Reproduce the records below in full and exactly, without their images.

● EXTRACTED RECORDS:
· · ·
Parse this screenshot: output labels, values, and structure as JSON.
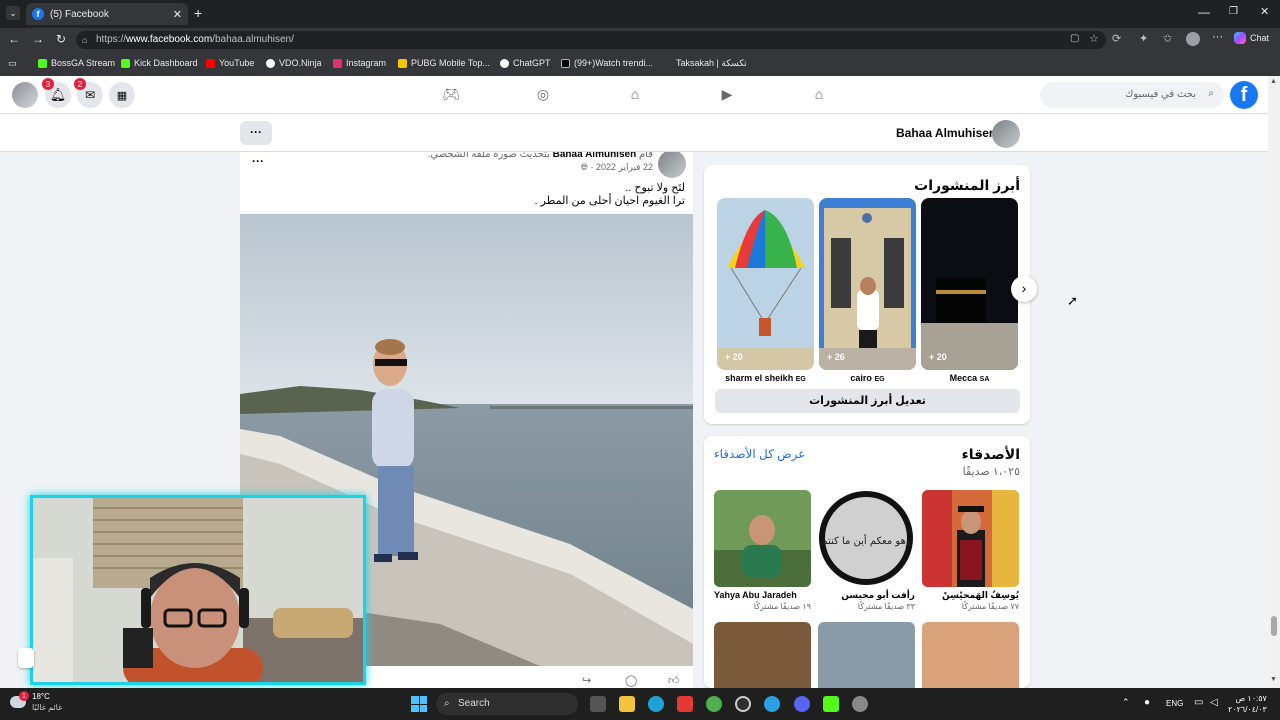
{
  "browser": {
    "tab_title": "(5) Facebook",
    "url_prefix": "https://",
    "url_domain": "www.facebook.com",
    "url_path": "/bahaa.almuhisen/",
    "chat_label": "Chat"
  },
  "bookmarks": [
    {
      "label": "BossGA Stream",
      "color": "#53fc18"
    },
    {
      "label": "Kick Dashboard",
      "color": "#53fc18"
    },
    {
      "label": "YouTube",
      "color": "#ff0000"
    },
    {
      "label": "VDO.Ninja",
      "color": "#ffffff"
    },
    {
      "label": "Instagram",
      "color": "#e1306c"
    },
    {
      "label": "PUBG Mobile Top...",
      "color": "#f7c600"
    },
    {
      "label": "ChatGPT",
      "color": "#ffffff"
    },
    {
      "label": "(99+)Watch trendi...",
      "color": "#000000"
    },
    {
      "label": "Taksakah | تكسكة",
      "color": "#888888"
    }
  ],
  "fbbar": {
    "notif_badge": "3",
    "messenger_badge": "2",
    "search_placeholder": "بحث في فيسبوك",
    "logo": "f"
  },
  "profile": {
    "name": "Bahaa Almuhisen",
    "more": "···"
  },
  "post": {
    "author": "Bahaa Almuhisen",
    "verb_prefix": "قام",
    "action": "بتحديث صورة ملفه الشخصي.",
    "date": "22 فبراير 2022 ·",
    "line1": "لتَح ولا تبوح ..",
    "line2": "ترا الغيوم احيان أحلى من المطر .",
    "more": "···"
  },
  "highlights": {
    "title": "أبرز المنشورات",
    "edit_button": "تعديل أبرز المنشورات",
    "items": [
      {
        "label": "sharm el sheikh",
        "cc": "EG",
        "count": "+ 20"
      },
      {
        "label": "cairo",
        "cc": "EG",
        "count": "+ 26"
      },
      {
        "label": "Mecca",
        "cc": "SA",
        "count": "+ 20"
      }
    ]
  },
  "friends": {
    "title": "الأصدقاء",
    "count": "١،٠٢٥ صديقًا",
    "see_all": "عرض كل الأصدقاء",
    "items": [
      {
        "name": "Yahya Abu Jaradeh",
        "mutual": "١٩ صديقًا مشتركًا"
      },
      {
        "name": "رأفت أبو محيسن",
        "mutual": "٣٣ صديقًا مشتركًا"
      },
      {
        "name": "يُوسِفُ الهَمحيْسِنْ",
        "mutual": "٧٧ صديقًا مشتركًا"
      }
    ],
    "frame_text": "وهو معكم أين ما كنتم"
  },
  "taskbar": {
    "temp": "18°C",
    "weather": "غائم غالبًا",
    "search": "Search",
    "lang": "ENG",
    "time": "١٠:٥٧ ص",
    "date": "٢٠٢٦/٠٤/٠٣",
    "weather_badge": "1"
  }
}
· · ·
● RESULT OF THE TASK:
Parse this screenshot: output labels, values, and structure as JSON.
{
  "browser": {
    "tab_title": "(5) Facebook",
    "url_prefix": "https://",
    "url_domain": "www.facebook.com",
    "url_path": "/bahaa.almuhisen/",
    "chat_label": "Chat"
  },
  "bookmarks": [
    {
      "label": "BossGA Stream",
      "color": "#53fc18"
    },
    {
      "label": "Kick Dashboard",
      "color": "#53fc18"
    },
    {
      "label": "YouTube",
      "color": "#ff0000"
    },
    {
      "label": "VDO.Ninja",
      "color": "#ffffff"
    },
    {
      "label": "Instagram",
      "color": "#e1306c"
    },
    {
      "label": "PUBG Mobile Top...",
      "color": "#f7c600"
    },
    {
      "label": "ChatGPT",
      "color": "#ffffff"
    },
    {
      "label": "(99+)Watch trendi...",
      "color": "#000000"
    },
    {
      "label": "Taksakah | تكسكة",
      "color": "#888888"
    }
  ],
  "fbbar": {
    "notif_badge": "3",
    "messenger_badge": "2",
    "search_placeholder": "بحث في فيسبوك",
    "logo": "f"
  },
  "profile": {
    "name": "Bahaa Almuhisen",
    "more": "···"
  },
  "post": {
    "author": "Bahaa Almuhisen",
    "verb_prefix": "قام",
    "action": "بتحديث صورة ملفه الشخصي.",
    "date": "22 فبراير 2022 ·",
    "line1": "لتَح ولا تبوح ..",
    "line2": "ترا الغيوم احيان أحلى من المطر .",
    "more": "···"
  },
  "highlights": {
    "title": "أبرز المنشورات",
    "edit_button": "تعديل أبرز المنشورات",
    "items": [
      {
        "label": "sharm el sheikh",
        "cc": "EG",
        "count": "+ 20"
      },
      {
        "label": "cairo",
        "cc": "EG",
        "count": "+ 26"
      },
      {
        "label": "Mecca",
        "cc": "SA",
        "count": "+ 20"
      }
    ]
  },
  "friends": {
    "title": "الأصدقاء",
    "count": "١،٠٢٥ صديقًا",
    "see_all": "عرض كل الأصدقاء",
    "items": [
      {
        "name": "Yahya Abu Jaradeh",
        "mutual": "١٩ صديقًا مشتركًا"
      },
      {
        "name": "رأفت أبو محيسن",
        "mutual": "٣٣ صديقًا مشتركًا"
      },
      {
        "name": "يُوسِفُ الهَمحيْسِنْ",
        "mutual": "٧٧ صديقًا مشتركًا"
      }
    ],
    "frame_text": "وهو معكم أين ما كنتم"
  },
  "taskbar": {
    "temp": "18°C",
    "weather": "غائم غالبًا",
    "search": "Search",
    "lang": "ENG",
    "time": "١٠:٥٧ ص",
    "date": "٢٠٢٦/٠٤/٠٣",
    "weather_badge": "1"
  }
}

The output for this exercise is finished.